The US Supreme Court observed that in free debate erroneous statements are inevitable and must be protected – otherwise free expression would not have the ‘breathing space’ it needs, and media self-censorship would become the norm. The fear of not being able to prove the truth of the published words in court – and the recognition of the expense and resources required to do so – would limit public debate, the Court argued.
In 1997, the US Maryland State Appeals Court refused to recognise an English libel ruling, arguing that the principles of English libel law failed to measure up to basic human rights standards and were ‘repugnant’ to the First Amendment ideal of free speech.
By broadening the scope of qualified privilege it was assumed that English law was finally moving towards incorporating a ‘public interest’ defence. But this doesn’t seem to be the case.
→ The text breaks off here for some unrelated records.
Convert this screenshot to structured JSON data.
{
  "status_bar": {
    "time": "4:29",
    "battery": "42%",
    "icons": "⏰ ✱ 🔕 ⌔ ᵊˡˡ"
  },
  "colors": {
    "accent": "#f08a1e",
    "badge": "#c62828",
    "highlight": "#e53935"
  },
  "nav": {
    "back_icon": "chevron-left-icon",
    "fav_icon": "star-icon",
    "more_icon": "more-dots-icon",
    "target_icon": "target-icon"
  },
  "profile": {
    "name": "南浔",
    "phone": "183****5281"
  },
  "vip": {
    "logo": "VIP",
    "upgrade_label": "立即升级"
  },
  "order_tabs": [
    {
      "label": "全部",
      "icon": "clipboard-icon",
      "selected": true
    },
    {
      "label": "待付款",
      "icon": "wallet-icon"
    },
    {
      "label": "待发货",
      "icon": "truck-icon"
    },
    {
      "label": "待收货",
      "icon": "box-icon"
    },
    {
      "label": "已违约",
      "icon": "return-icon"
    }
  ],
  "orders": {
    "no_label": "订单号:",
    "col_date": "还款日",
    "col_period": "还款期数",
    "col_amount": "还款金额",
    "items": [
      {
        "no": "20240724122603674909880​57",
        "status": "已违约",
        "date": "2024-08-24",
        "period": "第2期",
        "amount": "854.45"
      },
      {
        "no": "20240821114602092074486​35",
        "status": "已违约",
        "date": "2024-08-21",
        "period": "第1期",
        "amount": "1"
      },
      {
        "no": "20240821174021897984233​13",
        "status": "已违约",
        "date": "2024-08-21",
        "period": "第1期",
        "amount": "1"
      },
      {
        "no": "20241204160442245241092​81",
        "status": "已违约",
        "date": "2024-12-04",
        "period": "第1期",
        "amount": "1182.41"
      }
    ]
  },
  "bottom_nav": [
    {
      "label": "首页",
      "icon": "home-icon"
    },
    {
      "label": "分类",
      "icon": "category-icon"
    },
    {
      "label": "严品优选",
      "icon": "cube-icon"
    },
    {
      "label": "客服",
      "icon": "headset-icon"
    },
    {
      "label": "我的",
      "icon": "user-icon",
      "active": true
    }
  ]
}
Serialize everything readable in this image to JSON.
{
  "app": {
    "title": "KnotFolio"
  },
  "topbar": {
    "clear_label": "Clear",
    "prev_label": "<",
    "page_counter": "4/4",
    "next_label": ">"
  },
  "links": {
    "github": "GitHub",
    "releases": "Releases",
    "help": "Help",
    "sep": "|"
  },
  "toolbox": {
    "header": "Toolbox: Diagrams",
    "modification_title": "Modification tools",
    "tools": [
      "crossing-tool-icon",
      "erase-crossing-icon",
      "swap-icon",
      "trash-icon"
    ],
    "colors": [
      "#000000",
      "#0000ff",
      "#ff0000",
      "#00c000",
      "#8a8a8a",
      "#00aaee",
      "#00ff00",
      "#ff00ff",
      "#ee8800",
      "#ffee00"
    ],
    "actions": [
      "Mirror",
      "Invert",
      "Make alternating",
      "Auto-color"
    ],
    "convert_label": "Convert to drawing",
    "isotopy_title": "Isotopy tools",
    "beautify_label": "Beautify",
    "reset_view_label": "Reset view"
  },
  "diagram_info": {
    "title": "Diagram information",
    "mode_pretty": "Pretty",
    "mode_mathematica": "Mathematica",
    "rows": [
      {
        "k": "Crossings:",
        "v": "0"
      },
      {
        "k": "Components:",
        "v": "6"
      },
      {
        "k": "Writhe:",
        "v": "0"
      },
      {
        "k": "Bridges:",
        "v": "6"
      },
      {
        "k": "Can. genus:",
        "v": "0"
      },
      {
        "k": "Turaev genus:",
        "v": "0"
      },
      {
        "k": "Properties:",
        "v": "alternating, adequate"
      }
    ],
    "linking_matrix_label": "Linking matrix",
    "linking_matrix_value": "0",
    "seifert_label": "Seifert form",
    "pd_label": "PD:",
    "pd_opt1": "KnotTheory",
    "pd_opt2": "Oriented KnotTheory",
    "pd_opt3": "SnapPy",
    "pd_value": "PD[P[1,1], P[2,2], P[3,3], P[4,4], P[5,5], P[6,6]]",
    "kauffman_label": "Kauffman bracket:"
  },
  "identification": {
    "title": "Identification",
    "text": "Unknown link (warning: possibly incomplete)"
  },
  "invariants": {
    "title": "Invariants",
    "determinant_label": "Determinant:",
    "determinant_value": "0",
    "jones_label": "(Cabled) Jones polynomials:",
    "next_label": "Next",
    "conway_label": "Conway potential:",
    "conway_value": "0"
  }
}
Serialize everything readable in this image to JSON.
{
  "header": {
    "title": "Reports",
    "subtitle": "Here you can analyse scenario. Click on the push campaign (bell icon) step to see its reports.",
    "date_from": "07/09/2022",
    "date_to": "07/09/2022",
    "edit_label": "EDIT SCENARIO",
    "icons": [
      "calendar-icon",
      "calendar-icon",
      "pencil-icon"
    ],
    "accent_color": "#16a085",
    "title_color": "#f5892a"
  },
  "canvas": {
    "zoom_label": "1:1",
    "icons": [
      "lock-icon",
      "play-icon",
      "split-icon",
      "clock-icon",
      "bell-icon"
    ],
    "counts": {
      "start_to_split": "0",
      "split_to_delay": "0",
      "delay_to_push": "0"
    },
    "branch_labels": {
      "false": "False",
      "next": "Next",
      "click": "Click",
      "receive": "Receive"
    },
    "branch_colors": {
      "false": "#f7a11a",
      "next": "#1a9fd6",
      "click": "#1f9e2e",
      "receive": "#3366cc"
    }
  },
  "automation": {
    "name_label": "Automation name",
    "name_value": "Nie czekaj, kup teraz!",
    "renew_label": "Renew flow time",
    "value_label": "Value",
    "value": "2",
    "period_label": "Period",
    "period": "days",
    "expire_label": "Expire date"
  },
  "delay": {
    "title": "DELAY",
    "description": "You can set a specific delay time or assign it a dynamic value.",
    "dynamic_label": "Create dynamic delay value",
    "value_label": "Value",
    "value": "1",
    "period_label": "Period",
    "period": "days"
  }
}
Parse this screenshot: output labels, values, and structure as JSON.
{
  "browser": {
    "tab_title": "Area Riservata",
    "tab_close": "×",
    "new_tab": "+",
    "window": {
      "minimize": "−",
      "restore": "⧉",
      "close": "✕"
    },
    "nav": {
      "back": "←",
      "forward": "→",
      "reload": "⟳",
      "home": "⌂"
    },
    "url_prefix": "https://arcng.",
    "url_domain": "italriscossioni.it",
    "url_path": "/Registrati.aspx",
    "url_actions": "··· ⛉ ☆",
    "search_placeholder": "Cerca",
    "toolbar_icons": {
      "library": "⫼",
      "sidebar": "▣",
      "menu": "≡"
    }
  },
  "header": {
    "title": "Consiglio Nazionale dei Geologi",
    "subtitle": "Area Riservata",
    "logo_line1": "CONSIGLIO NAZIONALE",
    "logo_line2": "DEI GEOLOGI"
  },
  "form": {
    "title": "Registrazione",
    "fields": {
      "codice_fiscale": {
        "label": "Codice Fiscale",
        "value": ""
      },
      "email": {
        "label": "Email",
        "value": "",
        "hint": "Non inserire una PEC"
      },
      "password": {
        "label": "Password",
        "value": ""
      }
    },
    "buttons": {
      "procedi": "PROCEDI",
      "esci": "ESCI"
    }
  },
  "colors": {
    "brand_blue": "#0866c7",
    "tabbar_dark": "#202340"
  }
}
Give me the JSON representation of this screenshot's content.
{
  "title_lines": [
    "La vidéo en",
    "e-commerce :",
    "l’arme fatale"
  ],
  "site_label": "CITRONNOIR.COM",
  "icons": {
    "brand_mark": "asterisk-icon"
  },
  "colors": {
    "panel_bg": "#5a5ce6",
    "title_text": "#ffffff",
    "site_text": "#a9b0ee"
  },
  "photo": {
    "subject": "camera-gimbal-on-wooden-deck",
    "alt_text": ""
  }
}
When looking at the criteria that publications will have to meet in order to qualify for the protection, it becomes clear that this is only a very small step in that direction.
In the Reynolds ruling, the Lords suggested a list of at least 10 factors that should be taken into account to determine whether journalists and editors acted responsibly, including: the seriousness of the allegation; the nature of the information, and the extent to which the subject matter is a matter of public concern; the source of the information; the steps taken to
verify the information; the urgency of the matter; whether comment was
sought from the claimant or whether the article contained the gist of the
claimant’s side of the story; and the tone of the article.
In short, the price of broadening ‘qualified privilege’ is to submit editorial judgements to judicial scrutiny. Newspapers should have the right to publish abusive articles about politicians and celebrities – who, after all, are at the centre of public life, and who have recourse, more than anybody else, publicly to dispute unfair allegations made against them. When it is left to judges to make decisions about the ‘social and moral duty’ of the media, and to balance the interests of freedom of speech and the protection of reputation, democracy will inevitably suffer. In practice, safeguarding a person’s reputation invariably outweighs the right to publish.
It is almost impossible for editors to know at the time of publication whether a particular story is likely to be protected or not, and this seriously damages the open exchange of ideas.
Some may argue that a law curtailing the freedom to publish titillating revelations about the allegedly sordid sex lives of politicians is not much of a threat to free speech. Of course, it would not be much of a loss to society if the claims about what went on between Sheridan and various women – including in Cupid’s, the swingers club in Manchester – were never published.
But the problem with libel law is that it has a chilling effect on the whole of the media. The law does not only affect those journalists, broadcasters, editors and publishers who are faced with libel writs. If authors, editors or publishers have the smallest inkling that the truth of a proposition cannot be proven in court (even when made in good faith), the knowledge that they will have a less than a one-in-five chance of success in a libel trial means the story is most likely to be dropped.
No matter how we try to tinker with the law, it will continue to have a chilling effect on free speech.
spiked-issue: Free speech